It is the evening of April 25th, 2014 when we arrive in Ho Chi Minh city, having departed from Siem Reap, Cambodia, for the beginning of a 12 day tour with Gate 1. This is my second visit and Denise’s first. Expectations differ between us; for Denise it is the discovery of a new and exotic land, for me to quench my curiosity as to what has become of the war torn country that I had last experienced in my two tours here as a soldier, 1968 - 1970. I was particularly interested in what the war had done to the psyche’s of the Vietnamese people and what feelings they still hold toward Americans. By the end of our visit both of our goals had been realized.
Wow! For a moment we thought ‘Times Square’?! Most surprising and exuding excitement! Bright lights, large screen outdoor TV’s, high end shopping, and, of course, the motorbikes. The population is 90 million in the country and 8 million in Saigon, with 25 million motor-bikes. We spent only a day and half there, though we would have liked at least 4 days. The French occupied the city in 1859 and developed it as the first western city in Vietnam. It was the capital from 1954 to 1975. The capital was moved to Hanoi in 1975 when the north won the war. Prior to this move, the capital was Hue. And yes, most residents still call it Saigon.
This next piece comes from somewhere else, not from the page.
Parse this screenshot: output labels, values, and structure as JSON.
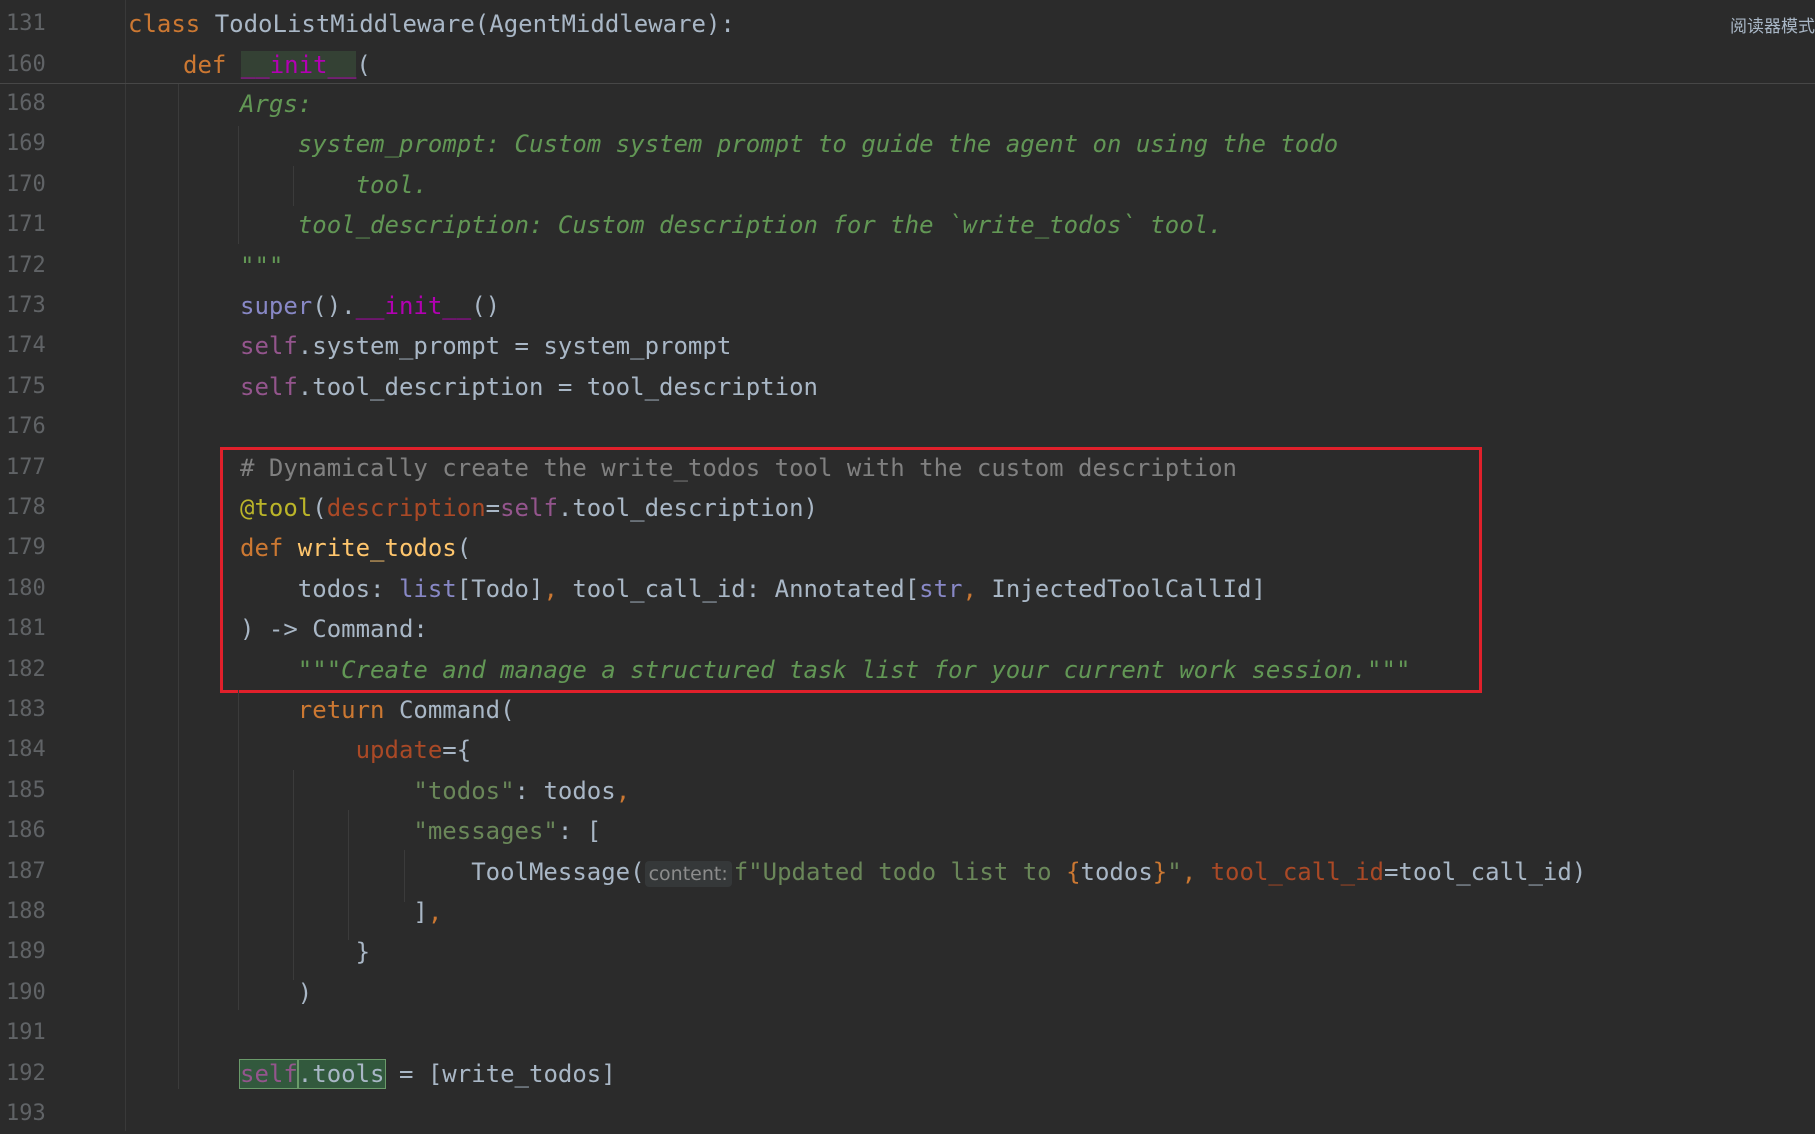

Old Hoi An is a charming quaint village recognized by UNESCO as a world heritage site. It is a well-preserved example of an Asian trading port dating from the 15th to 19th centuries. Both China and Japan controlled it at one time or another. Delightful lanes, traversed only by foot or on two wheels, lead to restaurants, shops and temples. As night came, lighted lanterns dotted the shops, streets and bridges creating a beautiful night.
Hue was the national capital of the South, Central, and North regions for the Nguyen lords, a feudal dynasty, until 1945. As you would expect it is full of palaces and pagodas, tombs and temples. By the time we arrived after touring the ancient relics in Cambodia and Hoi An we were frankly, ‘tombed out’. Partly because of this Hue left the least impression on us. It has everything the other places have, including the hustle and bustle of a modern city overlaying a developing country’s infrastructure, etc. but it added nothing new.
This was my second visit to Hue. The first was in the aftermath of the Tet Offensive.
After landing in Hanoi we boarded a bus and set off in pursue of James Bond as he rendezvoused with evil men and beautiful woman on one of the three thousand islands that comprise the Bay of Ha Long. It is one of the “New Seven Natural Wonders of the World”. The ride through the countryside was delightful and the accommodations that night were excellent. We spent the next very, overcast, day sailing around the bay with a stop at an island to explore a cave filled with stalactites and stalagmites.
You can not help but compare Hanoi to Saigon. We could feel the difference between north and south Vietnam. Folks seemed kinder, softer and gentler in the south, easily offering eye contact and smiles. Still, even in the south, they seemed not as welcoming as the Cambodians. The further north you travel the denser the population become's. Their attitude seems to be, “I’m glad you’re here enjoying our country, bringing money and sharing our history and culture with your friends but we’re seriously busy here, making a living.” (DVC)
The city's history is tied to French colonialism - its architecture, cuisine and local culture still bear evidence of the French influence. One of our memorable meals was a lunch in a little café in old town called, “Little Hanoi”. Our French baguette sandwiches were delicious.
As New York has Central Park, so Hanoi has a haven of serenity and beauty in the middle of hectic commerce and extreme population density. Hoan Kiem Lake Borders on Old Town and an upscale shopping and restaurant area. At the north end of the lake is the Ngoc Son Temple which may be reached by crossing The Huc (Morning Sunlight) Bridge, a graceful, red-painted wooden bridge. Ngoc Son is not just a museum, it's an active place of worship, where monks and devotees perform their religious duties. The smell of burning joss sticks pervades the air, which as a result feels thick and heavy.
A quick ride through the suburbs of Hanoi gave a lasting impression of how different the cultures are. Families here live above their business as they are allowed only a narrow strip of land.
A modern museum focused on the 54 officially recognized ethnic groups in Viet Nam opened in 1997. It includes over 10,000 items from photos to video tapes and cassettes presenting all aspects of the cultures of these ethnic groups. There is an outdoor exhibit with different ethnic houses that can be entered.
Lunch at the Dong Thien Pagoda was the highlight as it was most enjoyable. It was prepared and served by a 24 yr-old Buddhist nun who entered the monastery at the age of 10. Of course the meal was vegetarian and, prepared using pagoda-grown fruits and vegetables. Delicious!!!